The Benefits of Religion and Spirituality


Generally, religion is defined as a social-cultural system that includes beliefs, texts, worldviews, morals, sanctified places, designated behaviors, organizations, and practices. Often, religions are deeply rooted in doctrine, rituals, and historical figures.

Religion provides a coherent belief system and a sense of purpose. It can also offer social support. However, religion is not a panacea for health and wellness. The effectiveness of religion depends on how a person explains their beliefs and how they practice them. It’s not surprising that religions are subject to criticism. This is often focused on the hypocrisy of religious leaders, extreme views, and abuse. However, religion has been shown to have some health benefits.

Religious participation includes participating in religious organizations, such as a church, or in religious practices, such as collective prayer. It can also include an individual’s daily rituals of meditation or outward expressions of reverence. However, it can also include a shallow understanding of the core tenets of a religious faith. Some religions have specific codes and criteria that must be met in order to be part of the religion.
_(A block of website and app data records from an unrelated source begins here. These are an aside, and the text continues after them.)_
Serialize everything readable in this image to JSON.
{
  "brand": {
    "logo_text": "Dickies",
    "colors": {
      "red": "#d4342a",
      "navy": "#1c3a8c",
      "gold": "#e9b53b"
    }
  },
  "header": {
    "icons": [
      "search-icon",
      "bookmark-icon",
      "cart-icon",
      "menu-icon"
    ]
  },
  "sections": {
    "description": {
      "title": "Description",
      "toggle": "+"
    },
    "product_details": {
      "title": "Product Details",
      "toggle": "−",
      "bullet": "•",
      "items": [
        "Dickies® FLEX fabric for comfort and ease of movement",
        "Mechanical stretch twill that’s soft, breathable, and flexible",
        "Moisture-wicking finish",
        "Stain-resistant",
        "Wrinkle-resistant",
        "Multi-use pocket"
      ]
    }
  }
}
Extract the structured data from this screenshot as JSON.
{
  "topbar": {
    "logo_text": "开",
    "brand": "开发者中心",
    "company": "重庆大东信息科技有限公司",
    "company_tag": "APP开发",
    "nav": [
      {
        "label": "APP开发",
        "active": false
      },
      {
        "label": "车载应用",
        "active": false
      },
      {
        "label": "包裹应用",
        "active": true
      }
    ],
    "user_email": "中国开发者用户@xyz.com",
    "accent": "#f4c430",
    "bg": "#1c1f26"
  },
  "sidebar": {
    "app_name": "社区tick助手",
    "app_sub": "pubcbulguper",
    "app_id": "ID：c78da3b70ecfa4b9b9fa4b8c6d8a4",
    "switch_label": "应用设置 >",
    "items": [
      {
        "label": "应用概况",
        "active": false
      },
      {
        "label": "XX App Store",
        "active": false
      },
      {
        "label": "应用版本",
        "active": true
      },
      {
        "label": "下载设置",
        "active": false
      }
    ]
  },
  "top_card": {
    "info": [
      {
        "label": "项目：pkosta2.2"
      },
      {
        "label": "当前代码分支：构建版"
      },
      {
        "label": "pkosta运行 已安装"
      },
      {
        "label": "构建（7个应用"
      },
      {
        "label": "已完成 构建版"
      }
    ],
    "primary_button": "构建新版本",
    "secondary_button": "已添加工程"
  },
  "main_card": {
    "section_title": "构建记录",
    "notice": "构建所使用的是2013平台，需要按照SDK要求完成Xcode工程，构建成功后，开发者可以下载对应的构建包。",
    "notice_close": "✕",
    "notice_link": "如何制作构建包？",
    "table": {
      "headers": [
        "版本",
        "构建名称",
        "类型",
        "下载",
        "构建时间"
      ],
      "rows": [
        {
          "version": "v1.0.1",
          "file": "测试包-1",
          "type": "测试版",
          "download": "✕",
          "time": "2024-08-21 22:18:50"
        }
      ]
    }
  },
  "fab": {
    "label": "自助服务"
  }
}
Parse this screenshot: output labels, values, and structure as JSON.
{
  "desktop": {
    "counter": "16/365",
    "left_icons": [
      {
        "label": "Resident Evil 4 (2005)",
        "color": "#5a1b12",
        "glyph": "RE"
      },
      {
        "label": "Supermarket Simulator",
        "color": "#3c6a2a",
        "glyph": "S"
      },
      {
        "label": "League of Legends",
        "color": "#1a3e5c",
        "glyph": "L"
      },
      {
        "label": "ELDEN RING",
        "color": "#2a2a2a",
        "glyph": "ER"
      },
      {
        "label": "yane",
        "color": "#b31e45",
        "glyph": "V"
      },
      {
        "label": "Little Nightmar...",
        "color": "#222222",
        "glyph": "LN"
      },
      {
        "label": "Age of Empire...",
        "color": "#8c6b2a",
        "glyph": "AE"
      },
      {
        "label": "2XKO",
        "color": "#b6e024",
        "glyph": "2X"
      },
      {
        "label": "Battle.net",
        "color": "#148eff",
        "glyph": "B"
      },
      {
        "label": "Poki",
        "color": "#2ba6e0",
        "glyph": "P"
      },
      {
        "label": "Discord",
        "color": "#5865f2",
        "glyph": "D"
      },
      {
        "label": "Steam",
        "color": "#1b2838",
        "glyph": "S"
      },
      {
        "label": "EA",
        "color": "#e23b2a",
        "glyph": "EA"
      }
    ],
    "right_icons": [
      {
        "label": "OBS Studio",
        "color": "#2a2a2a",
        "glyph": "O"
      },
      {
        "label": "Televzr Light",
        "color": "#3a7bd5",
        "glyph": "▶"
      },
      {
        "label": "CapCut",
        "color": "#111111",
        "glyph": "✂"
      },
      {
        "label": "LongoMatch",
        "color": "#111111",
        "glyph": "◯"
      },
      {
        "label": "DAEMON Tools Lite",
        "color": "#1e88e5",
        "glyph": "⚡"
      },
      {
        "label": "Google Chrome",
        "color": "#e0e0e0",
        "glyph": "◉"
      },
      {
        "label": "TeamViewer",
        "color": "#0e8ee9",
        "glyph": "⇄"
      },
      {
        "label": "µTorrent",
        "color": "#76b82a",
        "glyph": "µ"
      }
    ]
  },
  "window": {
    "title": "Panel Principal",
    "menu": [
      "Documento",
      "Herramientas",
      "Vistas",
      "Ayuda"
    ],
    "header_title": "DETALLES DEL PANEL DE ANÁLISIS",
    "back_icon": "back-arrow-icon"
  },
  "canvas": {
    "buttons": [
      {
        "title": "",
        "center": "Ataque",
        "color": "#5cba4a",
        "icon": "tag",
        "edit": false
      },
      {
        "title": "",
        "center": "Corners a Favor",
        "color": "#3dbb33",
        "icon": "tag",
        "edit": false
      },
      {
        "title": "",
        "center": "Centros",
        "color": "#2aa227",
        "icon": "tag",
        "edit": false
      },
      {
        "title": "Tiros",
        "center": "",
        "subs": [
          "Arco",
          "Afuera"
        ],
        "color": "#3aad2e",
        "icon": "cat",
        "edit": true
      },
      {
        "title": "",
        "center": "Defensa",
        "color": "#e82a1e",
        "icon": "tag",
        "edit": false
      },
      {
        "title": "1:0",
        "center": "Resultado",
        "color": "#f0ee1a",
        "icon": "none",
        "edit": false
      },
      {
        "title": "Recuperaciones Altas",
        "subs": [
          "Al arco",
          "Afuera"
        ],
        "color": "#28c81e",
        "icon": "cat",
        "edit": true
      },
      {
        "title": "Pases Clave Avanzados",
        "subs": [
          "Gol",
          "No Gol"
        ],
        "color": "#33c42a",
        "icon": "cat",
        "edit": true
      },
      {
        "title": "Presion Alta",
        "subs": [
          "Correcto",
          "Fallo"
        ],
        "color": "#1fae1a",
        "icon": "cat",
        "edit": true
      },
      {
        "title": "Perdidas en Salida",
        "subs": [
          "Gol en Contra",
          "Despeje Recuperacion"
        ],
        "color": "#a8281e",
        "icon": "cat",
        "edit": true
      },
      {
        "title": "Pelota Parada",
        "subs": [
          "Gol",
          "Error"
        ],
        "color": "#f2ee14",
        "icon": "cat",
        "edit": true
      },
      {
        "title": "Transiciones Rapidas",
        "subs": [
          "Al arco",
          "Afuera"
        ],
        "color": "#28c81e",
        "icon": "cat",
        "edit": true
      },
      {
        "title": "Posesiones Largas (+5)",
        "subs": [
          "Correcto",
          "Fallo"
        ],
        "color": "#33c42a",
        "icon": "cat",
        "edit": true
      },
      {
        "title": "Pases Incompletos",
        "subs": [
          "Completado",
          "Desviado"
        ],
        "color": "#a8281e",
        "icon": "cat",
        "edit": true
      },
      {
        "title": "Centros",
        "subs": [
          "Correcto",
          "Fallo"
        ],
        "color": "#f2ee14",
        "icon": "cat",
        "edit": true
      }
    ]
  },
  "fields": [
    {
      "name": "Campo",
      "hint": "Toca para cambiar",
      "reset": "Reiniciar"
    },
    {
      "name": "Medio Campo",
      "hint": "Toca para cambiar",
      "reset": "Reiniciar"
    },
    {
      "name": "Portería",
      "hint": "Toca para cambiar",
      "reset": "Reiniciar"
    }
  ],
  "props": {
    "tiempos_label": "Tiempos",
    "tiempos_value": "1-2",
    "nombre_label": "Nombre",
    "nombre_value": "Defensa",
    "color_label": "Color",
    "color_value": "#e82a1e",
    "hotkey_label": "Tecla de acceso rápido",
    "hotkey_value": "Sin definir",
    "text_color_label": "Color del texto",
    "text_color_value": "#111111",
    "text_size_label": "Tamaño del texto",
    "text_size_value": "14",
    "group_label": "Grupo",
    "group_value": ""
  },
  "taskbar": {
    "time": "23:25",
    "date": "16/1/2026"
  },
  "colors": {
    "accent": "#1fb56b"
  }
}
Some cultures, especially African societies, consider spirituality to be a belief system. Some religions have profound spiritual texts. However, religious belief and practice can be impacted by the individualistic culture that prevails in much of the world. Individuals can become spiritual without having to attend church or participate in religious organizations.

Many religious institutions adhere to literal truth of their sacred texts. This can make a person uncomfortable and may lead to suffering. For example, a church member may fear judgment for thinking about divorce. In addition, they may have no vital support during a difficult time. Moreover, religious institutions guard their practices very conservatively. This is one reason why many professional and lay preachers live sordid lives behind closed doors.

People outside religion tend to have more informal spiritual practices. This is in contrast to the more structured religious practices that are often practiced by those who participate in religious institutions. Some people who are spiritual but not religious have ambivalent views about religion. They may see the benefits of participating in a religion, but they also have ambivalent views about the importance of religion. This is different from claims that religious institutions harm individuals.

Religious groups make up 11 percent of the American population. Those who attend church at least once a month are called practicing Christians. The majority of these groups are comprised of Boomers, Gen-Xers, and West Coasters. However, there are also many secular groups that disagree with the views of practicing Christians.

Many religions contain an undercurrent of fear. These beliefs, such as concepts of original sin, divine retribution, and eternal punishment, can create a mental environment of worry. Moreover, many religions also include beliefs that God is everywhere. This can cause some people to feel abstract instead of embodied.

Religious institutions can be a source of social support, but they can also be a source of illness. Many people who have suffered from illness turn to religion to cope with their illness. Similarly, many physicians’ beliefs about R/S influence the type of care that they offer patients. However, physicians are often reluctant to discuss their beliefs with patients.